I have a table A that got a field called id that is the primary key of this table. I also have a table called B which also have a field called id as primary key.
Now I want to get all rows from Table A where the id value is not present as value in any table B id field-value.
My first query looked like this:
SELECT a.id FROM a WHERE a.id NOT IN (SELECT DISTINCT b.id FROM b)
Then I build a query that looked like this to improve the speed:
SELECT a.id FROM a LEFT JOIN b ON a.id = b.id WHERE b.id IS NULL
Now I got 600k rows in table A and 400k rows in table B and things are getting very slow. Is there any better query to run for this kind of operation or is there perhaps a better way to solve the problem at all? Any hints or pointers?
What you must do is increase the join_buffer_size. What is join_buffer_size ?
The minimum size of the buffer that is used for plain index scans, range index scans, and joins that do not use indexes and thus perform full table scans. Normally, the best way to get fast joins is to add indexes. Increase the value of join_buffer_size to get a faster full join when adding indexes is not possible. One join buffer is allocated for each full join between two tables. For a complex join between several tables for which indexes are not used, multiple join buffers might be necessary.
I highlighted that sentence because your query is as simple as it is going to get. You are doing a join on an integer which I assume is already indexed in both tables. If id in table
b us not indexed, please index it ASAP.
I would suggest raising join_buffer_size to 4M.
You can change join_buffer_size in your session and rerun the query
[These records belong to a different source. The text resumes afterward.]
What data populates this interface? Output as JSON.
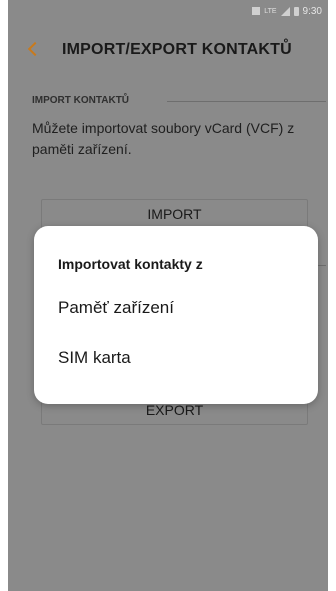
{
  "status_bar": {
    "lte_label": "LTE",
    "time": "9:30"
  },
  "header": {
    "title": "IMPORT/EXPORT KONTAKTŮ"
  },
  "import_section": {
    "header": "IMPORT KONTAKTŮ",
    "description": "Můžete importovat soubory vCard (VCF) z paměti zařízení.",
    "button_label": "IMPORT"
  },
  "export_section": {
    "button_label": "EXPORT"
  },
  "dialog": {
    "title": "Importovat kontakty z",
    "options": [
      {
        "label": "Paměť zařízení"
      },
      {
        "label": "SIM karta"
      }
    ]
  },
  "colors": {
    "accent": "#c97a1c",
    "dim_overlay_bg": "#8a8a8a",
    "dialog_bg": "#ffffff"
  }
}
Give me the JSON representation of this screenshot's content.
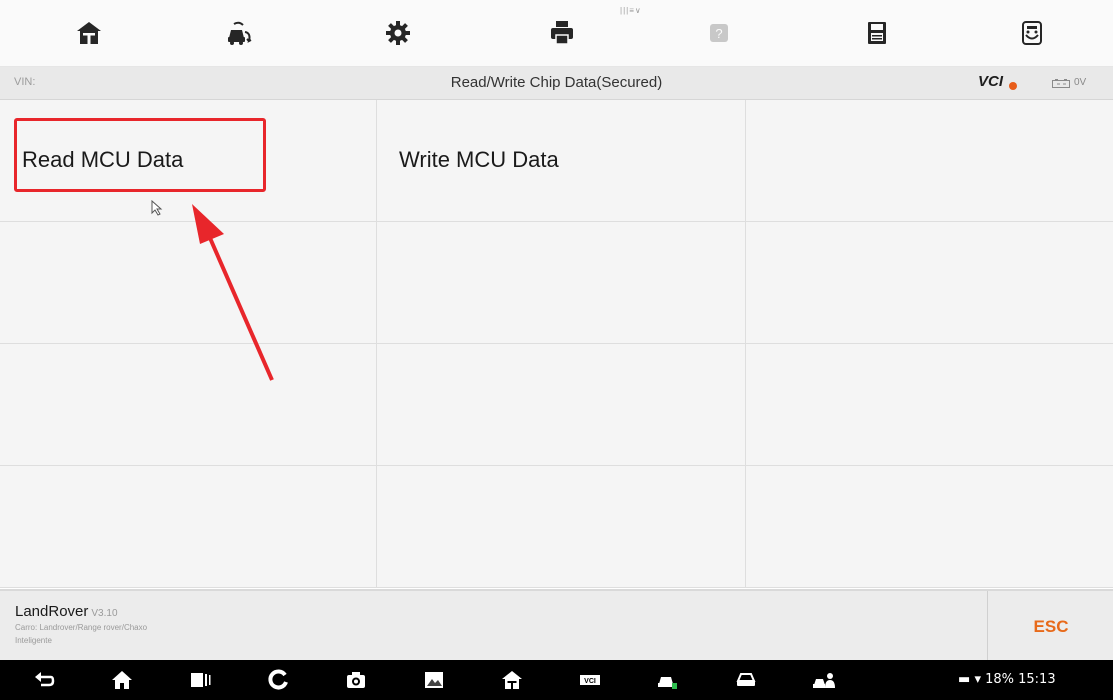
{
  "toolbar": {
    "hint": "|||≡∨",
    "buttons": [
      {
        "name": "home-icon"
      },
      {
        "name": "vehicle-swap-icon"
      },
      {
        "name": "settings-gear-icon"
      },
      {
        "name": "print-icon"
      },
      {
        "name": "help-icon"
      },
      {
        "name": "save-icon"
      },
      {
        "name": "data-logging-icon"
      }
    ]
  },
  "titlebar": {
    "vin_label": "VIN:",
    "title": "Read/Write Chip Data(Secured)",
    "vci_label": "VCI",
    "voltage": "0V"
  },
  "grid": {
    "items": [
      {
        "label": "Read MCU Data",
        "selected": true
      },
      {
        "label": "Write MCU Data",
        "selected": false
      }
    ]
  },
  "infobar": {
    "brand": "LandRover",
    "version": "V3.10",
    "path_line1": "Carro: Landrover/Range rover/Chaxo",
    "path_line2": "Inteligente",
    "esc_label": "ESC"
  },
  "navbar": {
    "status_text": "18% 15:13"
  },
  "colors": {
    "highlight": "#e8262b",
    "accent": "#e86a1a"
  }
}
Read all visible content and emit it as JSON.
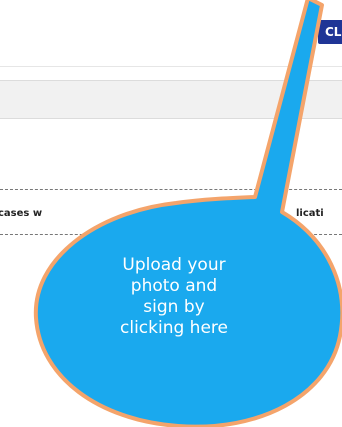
{
  "header": {
    "button_label": "CL"
  },
  "table": {
    "row_cell_left": "cases w",
    "row_cell_right": "licati"
  },
  "callout": {
    "lines": [
      "Upload your",
      "photo and",
      "sign by",
      "clicking here"
    ]
  },
  "colors": {
    "callout_fill": "#1aa9ee",
    "callout_border": "#f4a46b",
    "button_bg": "#1f3596"
  }
}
SET join_buffer_size = 1024 * 1024 * 4; SELECT a.id FROM a LEFT JOIN b ON a.id = b.id WHERE b.id IS NULL;
GIVE IT A TRY !!!